-- WHAT IS EXPECTED --
Every line containing "mnemonic" should be copied out. Go through the entries and find them.

[Saved entries]

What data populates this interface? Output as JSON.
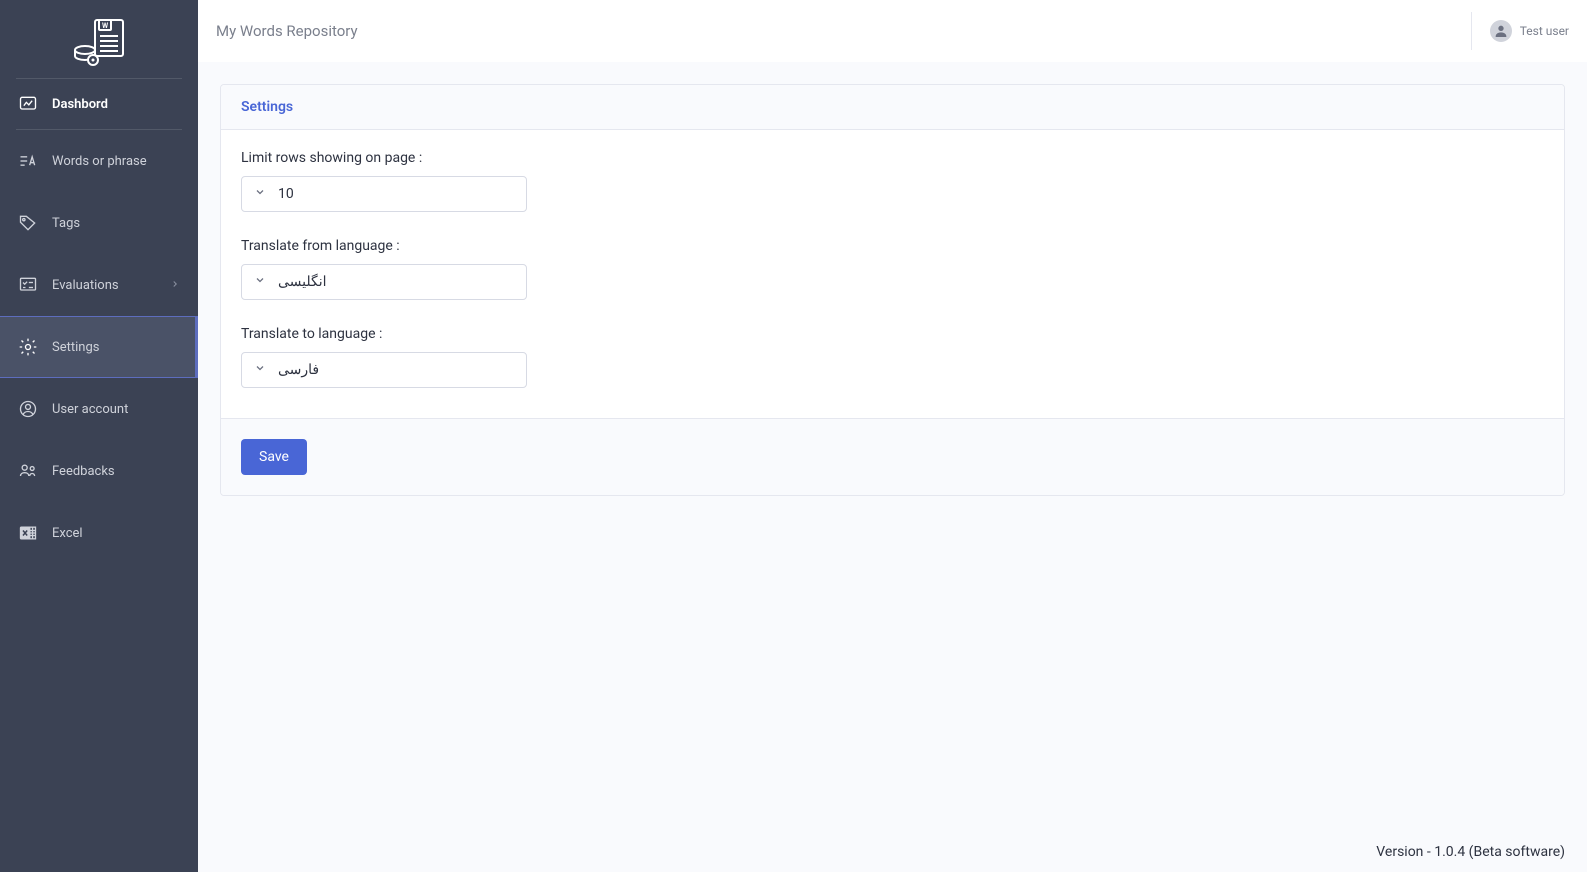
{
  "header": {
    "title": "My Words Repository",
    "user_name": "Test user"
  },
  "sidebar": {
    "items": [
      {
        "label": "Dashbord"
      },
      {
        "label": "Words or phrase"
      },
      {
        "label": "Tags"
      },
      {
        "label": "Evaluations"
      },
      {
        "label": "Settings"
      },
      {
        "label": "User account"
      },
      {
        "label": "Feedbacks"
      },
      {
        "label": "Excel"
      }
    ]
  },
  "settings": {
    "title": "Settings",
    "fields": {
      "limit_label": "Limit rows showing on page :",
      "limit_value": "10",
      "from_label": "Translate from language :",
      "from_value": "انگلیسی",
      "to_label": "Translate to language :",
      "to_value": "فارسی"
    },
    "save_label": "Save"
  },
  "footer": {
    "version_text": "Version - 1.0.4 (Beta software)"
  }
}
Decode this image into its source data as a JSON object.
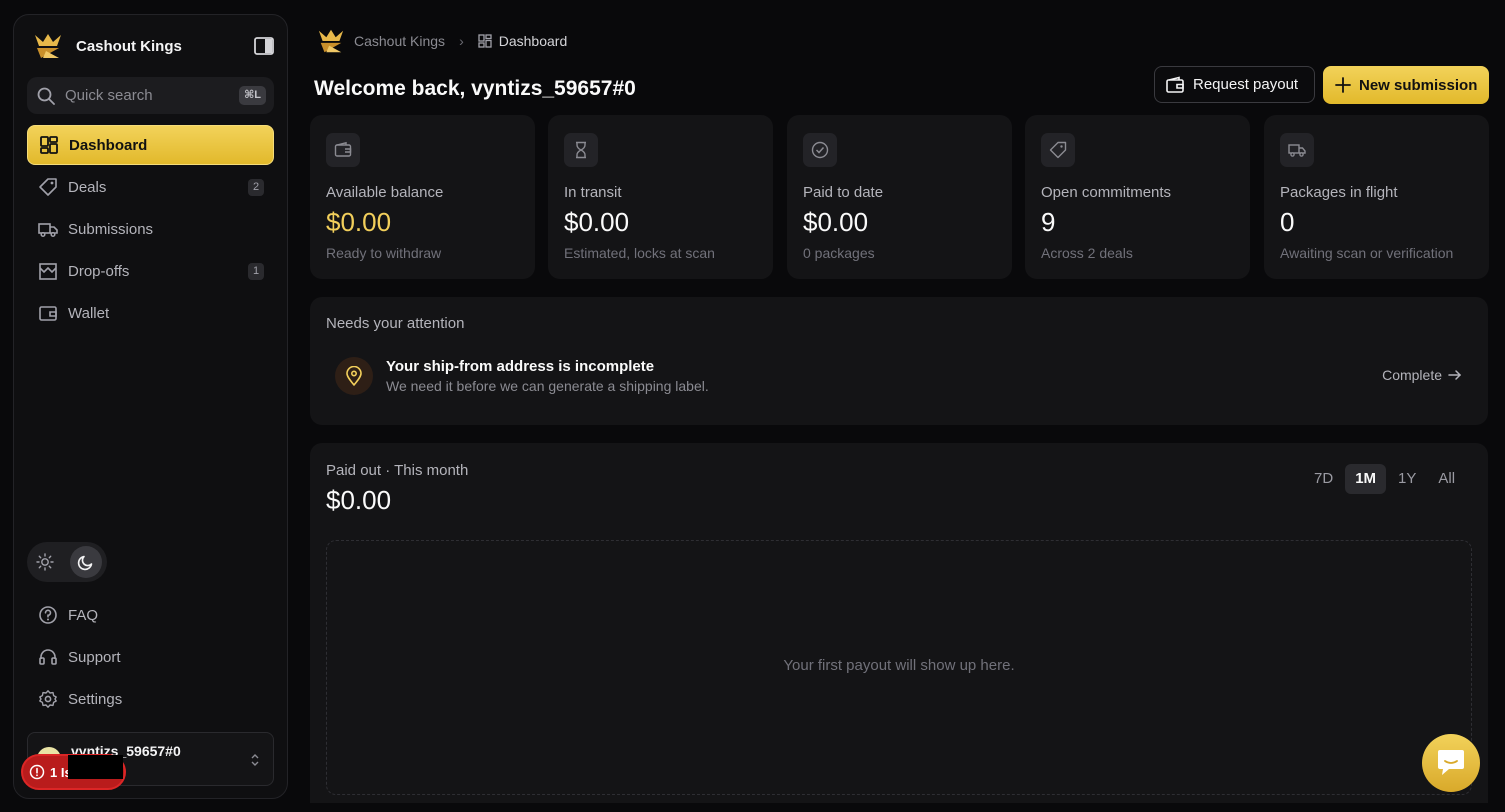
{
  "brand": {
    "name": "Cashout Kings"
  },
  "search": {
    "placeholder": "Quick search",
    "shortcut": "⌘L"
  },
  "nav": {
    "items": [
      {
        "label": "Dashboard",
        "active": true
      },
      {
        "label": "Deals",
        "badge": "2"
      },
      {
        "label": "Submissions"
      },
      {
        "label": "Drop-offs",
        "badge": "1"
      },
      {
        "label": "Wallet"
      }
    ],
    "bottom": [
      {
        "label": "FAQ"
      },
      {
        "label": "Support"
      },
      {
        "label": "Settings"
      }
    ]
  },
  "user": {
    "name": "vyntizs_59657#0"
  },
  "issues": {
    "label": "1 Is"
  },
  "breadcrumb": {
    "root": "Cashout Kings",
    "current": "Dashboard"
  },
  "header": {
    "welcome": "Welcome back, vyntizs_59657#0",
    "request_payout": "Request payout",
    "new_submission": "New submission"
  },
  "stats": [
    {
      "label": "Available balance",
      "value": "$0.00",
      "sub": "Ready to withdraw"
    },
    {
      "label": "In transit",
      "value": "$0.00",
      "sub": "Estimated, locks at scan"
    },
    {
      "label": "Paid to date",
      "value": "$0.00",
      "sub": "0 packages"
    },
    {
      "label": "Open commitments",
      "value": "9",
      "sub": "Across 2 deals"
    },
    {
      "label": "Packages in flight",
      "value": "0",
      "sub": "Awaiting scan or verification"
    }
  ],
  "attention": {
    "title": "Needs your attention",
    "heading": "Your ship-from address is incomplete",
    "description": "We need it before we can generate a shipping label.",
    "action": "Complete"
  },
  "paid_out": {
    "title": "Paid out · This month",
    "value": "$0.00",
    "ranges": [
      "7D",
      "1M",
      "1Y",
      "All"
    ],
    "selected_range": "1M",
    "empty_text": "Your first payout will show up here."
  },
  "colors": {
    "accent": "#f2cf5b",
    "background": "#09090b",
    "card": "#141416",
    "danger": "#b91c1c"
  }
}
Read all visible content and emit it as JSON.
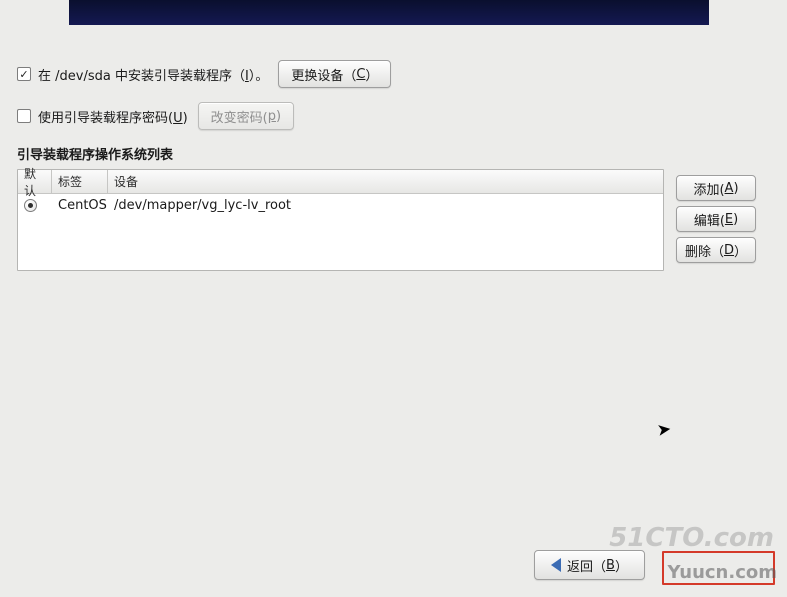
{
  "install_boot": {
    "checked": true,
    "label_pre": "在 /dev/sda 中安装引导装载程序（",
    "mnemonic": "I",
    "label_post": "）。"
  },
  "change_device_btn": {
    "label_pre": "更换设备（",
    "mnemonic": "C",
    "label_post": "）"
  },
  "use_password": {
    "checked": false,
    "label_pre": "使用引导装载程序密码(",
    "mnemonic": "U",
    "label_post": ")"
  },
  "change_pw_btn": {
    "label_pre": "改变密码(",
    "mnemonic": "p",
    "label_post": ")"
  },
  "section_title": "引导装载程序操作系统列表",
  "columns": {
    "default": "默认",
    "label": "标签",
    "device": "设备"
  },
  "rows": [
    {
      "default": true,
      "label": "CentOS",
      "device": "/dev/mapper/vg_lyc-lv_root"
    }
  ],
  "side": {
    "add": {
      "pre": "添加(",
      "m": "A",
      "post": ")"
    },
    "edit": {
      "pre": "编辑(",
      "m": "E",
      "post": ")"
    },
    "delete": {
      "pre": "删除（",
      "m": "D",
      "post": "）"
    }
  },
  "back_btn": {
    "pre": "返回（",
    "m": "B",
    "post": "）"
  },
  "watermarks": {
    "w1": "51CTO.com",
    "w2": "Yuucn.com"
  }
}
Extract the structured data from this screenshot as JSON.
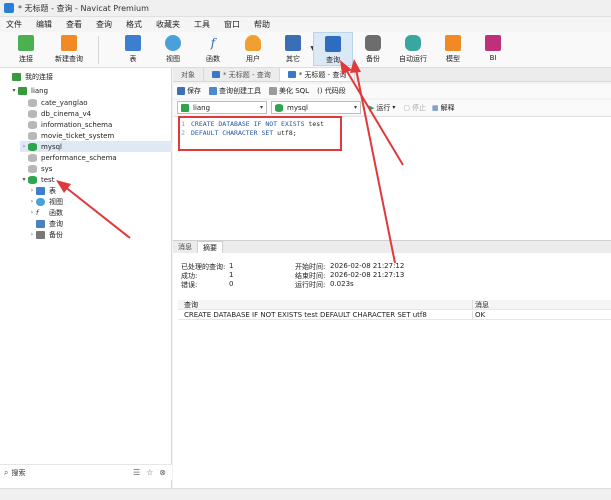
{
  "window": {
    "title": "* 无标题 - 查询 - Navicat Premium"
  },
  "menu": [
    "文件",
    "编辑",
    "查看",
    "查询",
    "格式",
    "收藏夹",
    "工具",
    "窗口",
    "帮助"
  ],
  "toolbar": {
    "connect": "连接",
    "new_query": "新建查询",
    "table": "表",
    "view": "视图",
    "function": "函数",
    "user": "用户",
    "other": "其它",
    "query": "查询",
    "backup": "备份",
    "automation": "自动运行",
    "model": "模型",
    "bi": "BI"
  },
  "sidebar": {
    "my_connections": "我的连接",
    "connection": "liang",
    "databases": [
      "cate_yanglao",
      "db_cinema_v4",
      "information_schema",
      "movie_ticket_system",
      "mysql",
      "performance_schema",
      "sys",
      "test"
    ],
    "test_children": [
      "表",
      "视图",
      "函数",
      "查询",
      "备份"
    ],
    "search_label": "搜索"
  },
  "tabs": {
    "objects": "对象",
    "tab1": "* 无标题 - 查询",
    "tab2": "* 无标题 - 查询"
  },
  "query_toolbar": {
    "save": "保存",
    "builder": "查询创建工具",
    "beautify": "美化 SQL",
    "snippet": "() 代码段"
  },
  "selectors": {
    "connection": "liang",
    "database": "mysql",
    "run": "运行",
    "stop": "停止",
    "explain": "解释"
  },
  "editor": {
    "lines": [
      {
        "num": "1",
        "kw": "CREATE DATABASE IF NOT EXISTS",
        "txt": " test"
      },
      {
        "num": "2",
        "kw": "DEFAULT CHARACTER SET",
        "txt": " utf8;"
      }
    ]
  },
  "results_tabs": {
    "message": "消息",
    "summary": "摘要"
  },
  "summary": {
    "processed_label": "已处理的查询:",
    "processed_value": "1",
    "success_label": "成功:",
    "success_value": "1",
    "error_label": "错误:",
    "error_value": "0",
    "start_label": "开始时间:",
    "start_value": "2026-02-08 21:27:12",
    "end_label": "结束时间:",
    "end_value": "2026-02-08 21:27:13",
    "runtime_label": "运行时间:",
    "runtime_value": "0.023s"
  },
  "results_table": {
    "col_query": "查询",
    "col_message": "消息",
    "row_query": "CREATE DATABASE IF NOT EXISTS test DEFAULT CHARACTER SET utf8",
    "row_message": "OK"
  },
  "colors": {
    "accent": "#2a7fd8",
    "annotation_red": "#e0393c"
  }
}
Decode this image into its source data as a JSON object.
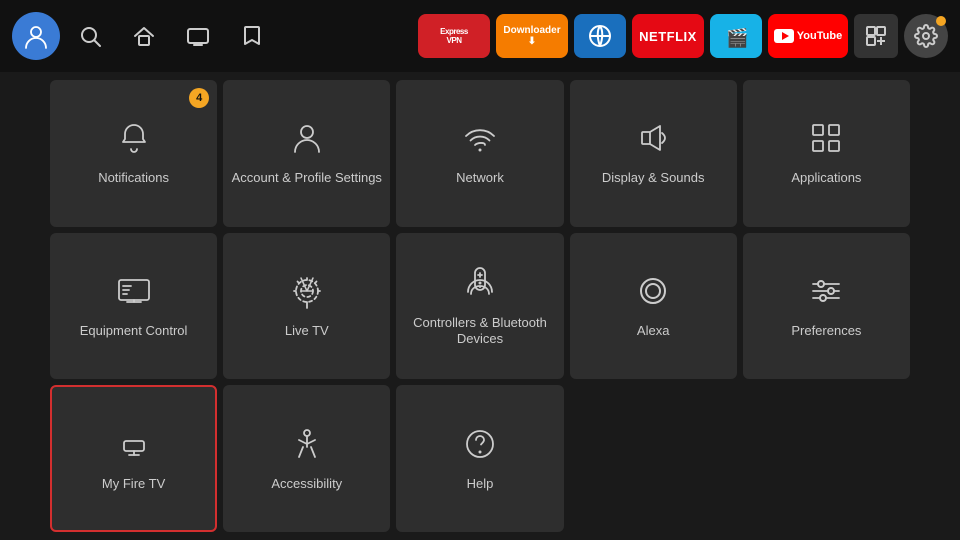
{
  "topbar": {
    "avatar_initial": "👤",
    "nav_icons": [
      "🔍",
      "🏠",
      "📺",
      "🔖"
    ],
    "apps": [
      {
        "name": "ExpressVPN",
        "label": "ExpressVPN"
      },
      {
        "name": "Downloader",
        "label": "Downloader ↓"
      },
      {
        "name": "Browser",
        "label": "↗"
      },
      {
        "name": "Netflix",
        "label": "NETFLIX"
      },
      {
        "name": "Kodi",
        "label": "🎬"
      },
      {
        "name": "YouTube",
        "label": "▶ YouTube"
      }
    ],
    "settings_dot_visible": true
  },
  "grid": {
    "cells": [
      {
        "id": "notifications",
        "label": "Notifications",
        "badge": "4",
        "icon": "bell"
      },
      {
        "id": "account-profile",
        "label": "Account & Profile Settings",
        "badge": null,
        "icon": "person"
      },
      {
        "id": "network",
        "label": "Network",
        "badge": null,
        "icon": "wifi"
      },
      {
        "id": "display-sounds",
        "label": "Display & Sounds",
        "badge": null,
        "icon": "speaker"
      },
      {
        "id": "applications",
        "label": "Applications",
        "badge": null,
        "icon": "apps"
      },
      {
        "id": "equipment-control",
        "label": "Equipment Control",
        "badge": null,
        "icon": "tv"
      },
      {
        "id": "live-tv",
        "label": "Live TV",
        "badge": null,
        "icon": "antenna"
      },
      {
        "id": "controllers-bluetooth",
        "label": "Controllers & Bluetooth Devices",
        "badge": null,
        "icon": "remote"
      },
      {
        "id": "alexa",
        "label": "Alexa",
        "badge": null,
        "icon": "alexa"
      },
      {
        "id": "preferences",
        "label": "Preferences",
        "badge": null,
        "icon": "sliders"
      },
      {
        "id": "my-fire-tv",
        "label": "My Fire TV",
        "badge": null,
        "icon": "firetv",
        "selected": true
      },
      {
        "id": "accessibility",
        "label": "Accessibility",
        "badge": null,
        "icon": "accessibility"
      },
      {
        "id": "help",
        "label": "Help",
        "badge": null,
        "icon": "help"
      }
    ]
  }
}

-- OUTPUT BELOW --
    "mnemonic": "I",
    "mnemonic": "C",
    "mnemonic": "U",
    "mnemonic": "p",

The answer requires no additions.